Acoustics Induced Vibration

Pressure reduction devices produce an area of turbulent mixing with shock waves immediately downstream of the device. This acoustic energy excites the high frequency (500-2000 Hz) circumferential mode. This generates circumferential vibration in pipe wall with no visible pipe movement that can result in fatigue failures at asymmetric piping discontinuities (branches, small bore connections and welded pipe supports etc.) that act a points of stress concentration or intensification.

Site Troubleshooting

> Factory Acceptance Test
> Site Acceptance Test
> Dynamic Strain measurements
> Modal Testing
> Operating Deflection Shape
> Finite Element Modelling > Noise Measurement & Mapping

Finite Element Analysis

The finite element method (FEM) is a numerical method for solving problems of engineering and mathematical physics. It is also referred to as finite element analysis (FEA). It subdivides a large problem into smaller, simpler parts that are called finite elements. The simple equations that model these finite elements are then assembled into a larger system of equations that models the entire problem Typical problem areas of interest include:

Vibration control clamps

> Dimensional surveys
> Skid/Package 3D Model Review and Clamp Incorporation
> Concept/FEED Designs
> IFC Designs

Computational fluid dynamics
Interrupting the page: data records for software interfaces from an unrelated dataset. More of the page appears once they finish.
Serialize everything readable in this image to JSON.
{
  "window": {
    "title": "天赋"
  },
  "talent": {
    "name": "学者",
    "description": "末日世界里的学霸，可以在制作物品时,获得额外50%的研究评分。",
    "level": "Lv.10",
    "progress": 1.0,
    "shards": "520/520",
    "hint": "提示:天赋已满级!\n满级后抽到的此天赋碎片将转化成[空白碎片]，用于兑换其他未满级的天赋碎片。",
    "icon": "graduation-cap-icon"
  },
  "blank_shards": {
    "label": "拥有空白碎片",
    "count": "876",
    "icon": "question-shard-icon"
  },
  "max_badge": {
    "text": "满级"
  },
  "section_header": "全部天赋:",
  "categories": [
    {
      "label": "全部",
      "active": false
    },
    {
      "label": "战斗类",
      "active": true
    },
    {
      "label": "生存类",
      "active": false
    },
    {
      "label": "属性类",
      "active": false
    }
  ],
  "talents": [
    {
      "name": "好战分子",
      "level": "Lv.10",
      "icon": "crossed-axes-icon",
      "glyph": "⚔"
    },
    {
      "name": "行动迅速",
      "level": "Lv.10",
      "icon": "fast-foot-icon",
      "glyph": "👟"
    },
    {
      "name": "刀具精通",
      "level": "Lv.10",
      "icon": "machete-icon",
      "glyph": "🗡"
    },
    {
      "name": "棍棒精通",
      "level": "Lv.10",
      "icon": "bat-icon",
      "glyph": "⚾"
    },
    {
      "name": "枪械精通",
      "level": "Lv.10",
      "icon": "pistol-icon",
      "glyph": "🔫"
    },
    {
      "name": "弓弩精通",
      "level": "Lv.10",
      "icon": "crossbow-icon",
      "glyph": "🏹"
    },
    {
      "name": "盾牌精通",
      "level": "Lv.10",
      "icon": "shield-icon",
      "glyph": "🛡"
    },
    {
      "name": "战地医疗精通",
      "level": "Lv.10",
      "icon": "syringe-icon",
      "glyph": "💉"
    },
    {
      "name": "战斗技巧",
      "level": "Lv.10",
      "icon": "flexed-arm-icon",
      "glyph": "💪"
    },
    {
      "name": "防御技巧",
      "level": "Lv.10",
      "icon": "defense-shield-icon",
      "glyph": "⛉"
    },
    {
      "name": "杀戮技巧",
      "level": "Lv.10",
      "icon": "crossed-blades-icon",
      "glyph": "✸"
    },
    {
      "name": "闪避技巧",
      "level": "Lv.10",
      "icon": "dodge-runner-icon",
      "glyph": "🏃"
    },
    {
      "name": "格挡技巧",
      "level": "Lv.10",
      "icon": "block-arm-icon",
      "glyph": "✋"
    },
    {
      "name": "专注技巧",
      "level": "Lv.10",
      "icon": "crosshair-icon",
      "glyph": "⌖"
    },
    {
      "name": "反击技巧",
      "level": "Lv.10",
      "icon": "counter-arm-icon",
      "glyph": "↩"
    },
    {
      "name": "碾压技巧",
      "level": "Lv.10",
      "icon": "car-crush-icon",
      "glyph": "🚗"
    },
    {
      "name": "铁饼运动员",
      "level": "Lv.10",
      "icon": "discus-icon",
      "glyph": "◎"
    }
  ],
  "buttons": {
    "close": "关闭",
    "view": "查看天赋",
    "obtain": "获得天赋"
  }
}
Computational fluid dynamics (CFD) is the use of applied mathematics, physics and computational software to visualize how a gas or liquid flows as well as how the gas and/or liquid affects objects as it flows past. Computational fluid dynamics is based on the Navier-Stokes equations. These equations describe how the velocity, pressure, temperature, and density of a moving fluid are related which can be utilised  to a better understanding of flow related issues associated with piping components e.g. valves, bends and orifice plates.